Task instructions:
Each line in the entries below that holds the word "Abnormality" belongs in the answer.
── Input data ──
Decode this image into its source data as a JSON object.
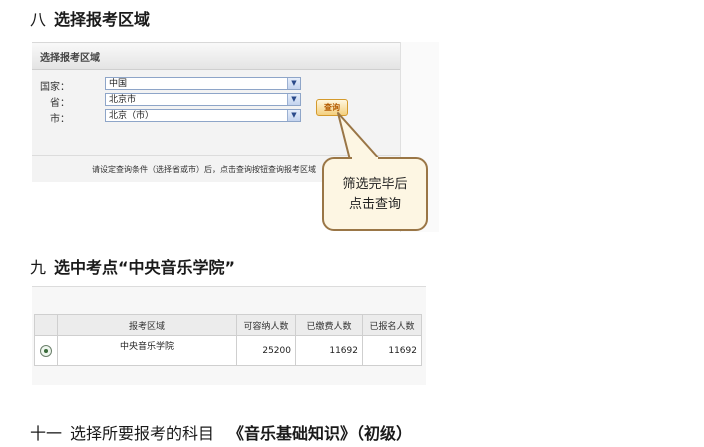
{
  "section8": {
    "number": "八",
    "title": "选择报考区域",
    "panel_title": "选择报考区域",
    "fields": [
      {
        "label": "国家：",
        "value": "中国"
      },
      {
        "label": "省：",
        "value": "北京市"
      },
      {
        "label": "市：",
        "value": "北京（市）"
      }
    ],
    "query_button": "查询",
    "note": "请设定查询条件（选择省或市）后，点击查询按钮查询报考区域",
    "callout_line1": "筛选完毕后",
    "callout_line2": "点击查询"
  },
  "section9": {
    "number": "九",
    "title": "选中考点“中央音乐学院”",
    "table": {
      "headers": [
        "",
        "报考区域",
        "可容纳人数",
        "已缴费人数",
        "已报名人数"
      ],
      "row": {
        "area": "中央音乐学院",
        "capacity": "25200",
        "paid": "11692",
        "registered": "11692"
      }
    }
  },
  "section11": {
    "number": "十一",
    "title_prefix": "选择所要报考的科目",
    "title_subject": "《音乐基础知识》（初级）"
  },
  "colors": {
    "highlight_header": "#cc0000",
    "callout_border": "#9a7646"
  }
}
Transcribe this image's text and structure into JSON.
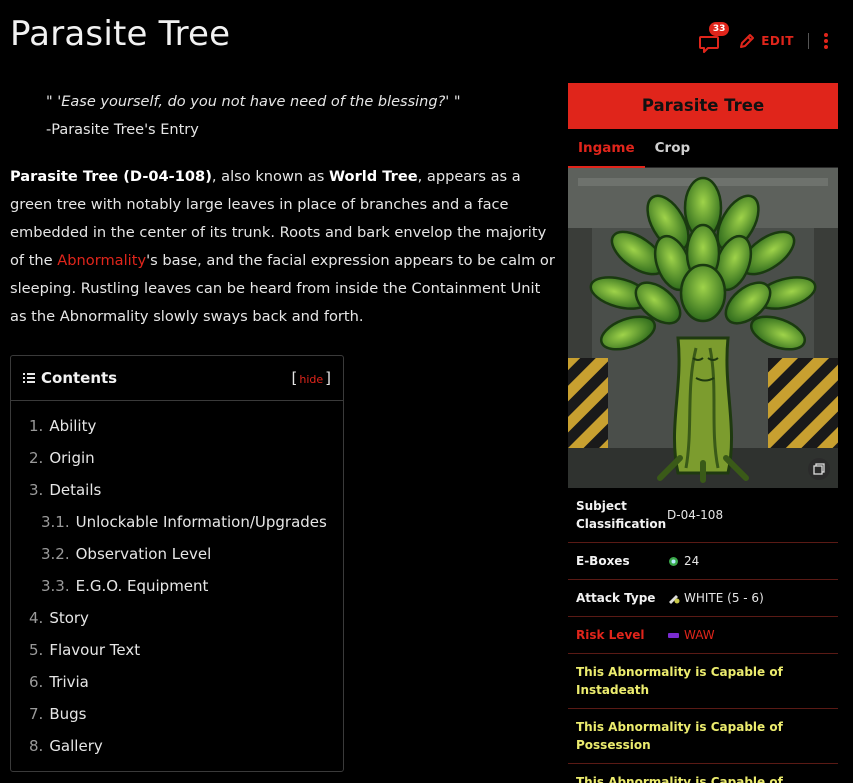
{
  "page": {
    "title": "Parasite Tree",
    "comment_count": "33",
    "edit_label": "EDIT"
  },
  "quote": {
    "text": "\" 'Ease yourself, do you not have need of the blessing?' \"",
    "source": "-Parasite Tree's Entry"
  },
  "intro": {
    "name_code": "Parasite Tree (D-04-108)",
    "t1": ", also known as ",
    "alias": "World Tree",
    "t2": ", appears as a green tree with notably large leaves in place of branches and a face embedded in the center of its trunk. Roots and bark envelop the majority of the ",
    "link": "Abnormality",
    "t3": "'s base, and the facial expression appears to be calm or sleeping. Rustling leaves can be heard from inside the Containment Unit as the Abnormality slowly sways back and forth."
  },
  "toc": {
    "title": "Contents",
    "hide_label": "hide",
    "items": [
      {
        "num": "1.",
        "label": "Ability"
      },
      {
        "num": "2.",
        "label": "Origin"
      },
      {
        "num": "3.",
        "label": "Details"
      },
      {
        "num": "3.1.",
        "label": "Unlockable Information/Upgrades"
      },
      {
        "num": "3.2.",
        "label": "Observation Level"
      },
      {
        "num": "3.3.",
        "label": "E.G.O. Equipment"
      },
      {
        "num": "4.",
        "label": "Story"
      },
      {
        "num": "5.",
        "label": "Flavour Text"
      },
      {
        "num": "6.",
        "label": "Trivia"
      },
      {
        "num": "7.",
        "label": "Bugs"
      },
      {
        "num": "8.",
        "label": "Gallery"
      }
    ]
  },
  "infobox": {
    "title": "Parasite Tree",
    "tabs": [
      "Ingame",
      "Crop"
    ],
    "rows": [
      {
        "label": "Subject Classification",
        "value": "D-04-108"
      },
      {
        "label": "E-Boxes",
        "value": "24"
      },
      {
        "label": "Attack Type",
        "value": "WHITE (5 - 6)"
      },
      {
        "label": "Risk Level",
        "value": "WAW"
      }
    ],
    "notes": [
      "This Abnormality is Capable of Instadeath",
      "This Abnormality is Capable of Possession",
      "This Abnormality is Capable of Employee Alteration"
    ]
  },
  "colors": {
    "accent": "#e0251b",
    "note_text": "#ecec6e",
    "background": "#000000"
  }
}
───
Finished exercise:
    "link": "Abnormality",
    "t3": "'s base, and the facial expression appears to be calm or sleeping. Rustling leaves can be heard from inside the Containment Unit as the Abnormality slowly sways back and forth."
      "This Abnormality is Capable of Instadeath",
      "This Abnormality is Capable of Possession",
      "This Abnormality is Capable of Employee Alteration"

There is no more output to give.